These days, it’s de rigueur to ship PCs without any recovery discs; instead, the only thing between you and computing armageddon is a relatively small hidden recovery partition on your hard drive, which contains everything you need to restore your computer to its factory condition in case of disaster.
That’s all well and good if your hard drive doesn’t go kaput, or you don’t inadvertently delete your partition, but what then?
AOMEI OneKey Recovery is the solution: this allows you to recreate the system recovery partition with one major difference: it basically takes a system image of your hard drive in its current state, which means all your customisations and so on are preserved, so use with care if you keep your data on the same partition as your Windows installation and all your programs.
The program appears simple to use – a few clicks and you should be on the way to creating the recovery partition. But it’s actually a bit more complicated than that. First, you’ll need the Windows Automated Installation Kit installed on your PC – a link is provided, but it’s one of many hurdles to jump through.

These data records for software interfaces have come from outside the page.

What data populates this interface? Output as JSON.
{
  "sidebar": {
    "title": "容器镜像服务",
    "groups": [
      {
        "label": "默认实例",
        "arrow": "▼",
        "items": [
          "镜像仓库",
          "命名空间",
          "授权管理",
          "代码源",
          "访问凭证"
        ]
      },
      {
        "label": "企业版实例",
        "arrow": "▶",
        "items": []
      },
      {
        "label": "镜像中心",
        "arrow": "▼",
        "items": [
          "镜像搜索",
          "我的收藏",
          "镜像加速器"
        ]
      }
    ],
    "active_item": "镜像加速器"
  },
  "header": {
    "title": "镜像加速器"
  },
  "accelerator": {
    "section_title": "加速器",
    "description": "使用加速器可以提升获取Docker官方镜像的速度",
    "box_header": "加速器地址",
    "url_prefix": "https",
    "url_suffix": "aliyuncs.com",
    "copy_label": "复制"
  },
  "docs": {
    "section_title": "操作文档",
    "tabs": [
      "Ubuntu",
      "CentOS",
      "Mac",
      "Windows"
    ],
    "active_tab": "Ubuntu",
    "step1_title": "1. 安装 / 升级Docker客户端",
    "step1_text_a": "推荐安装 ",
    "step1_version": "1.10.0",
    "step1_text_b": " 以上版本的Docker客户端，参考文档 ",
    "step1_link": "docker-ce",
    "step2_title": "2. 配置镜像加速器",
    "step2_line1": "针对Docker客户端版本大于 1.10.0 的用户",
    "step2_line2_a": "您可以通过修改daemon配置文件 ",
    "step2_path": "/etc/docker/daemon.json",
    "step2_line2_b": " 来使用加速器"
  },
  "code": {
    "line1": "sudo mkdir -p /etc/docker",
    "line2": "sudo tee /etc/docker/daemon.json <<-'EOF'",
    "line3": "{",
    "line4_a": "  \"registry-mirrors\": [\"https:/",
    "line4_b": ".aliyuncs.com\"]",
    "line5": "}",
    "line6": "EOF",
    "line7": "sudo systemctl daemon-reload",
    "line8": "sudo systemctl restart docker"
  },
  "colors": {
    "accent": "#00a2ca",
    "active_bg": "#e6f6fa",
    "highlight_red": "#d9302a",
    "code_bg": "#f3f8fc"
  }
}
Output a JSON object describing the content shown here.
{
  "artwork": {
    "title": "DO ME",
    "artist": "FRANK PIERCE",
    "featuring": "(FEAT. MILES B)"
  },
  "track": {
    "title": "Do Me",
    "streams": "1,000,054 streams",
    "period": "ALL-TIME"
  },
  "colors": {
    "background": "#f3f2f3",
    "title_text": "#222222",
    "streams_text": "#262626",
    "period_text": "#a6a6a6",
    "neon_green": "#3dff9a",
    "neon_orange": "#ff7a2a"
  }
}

You’ll also need enough free space on your primary drive for the recovery partition to squeeze into. In this initial release, AOMEI OneKey Recovery only works with your primary drive, you’ll either need to clean out your Windows drive and move data to another partition to free up the required amount of space, or investigate a more conventional drive-imaging tool such as Macrium Reflect.
Once the backup has been created, you’ll be able to recover your system via the AOMEI recovery environment by pressing [A] on startup. Then it’s just a case of restoring your computer to the state it was in when you took the backup.
Everything works as it should – the app is careful to check the state of your disk’s health before it attempts to back it up – but it feels a little clunky in places, particularly the requirement for the Windows Automated Installation Kit, which is a hefty additional download (1.7GB) and requires burning to disc. However, OneKey Recovery does at least do the job it’s designed to do – eventually…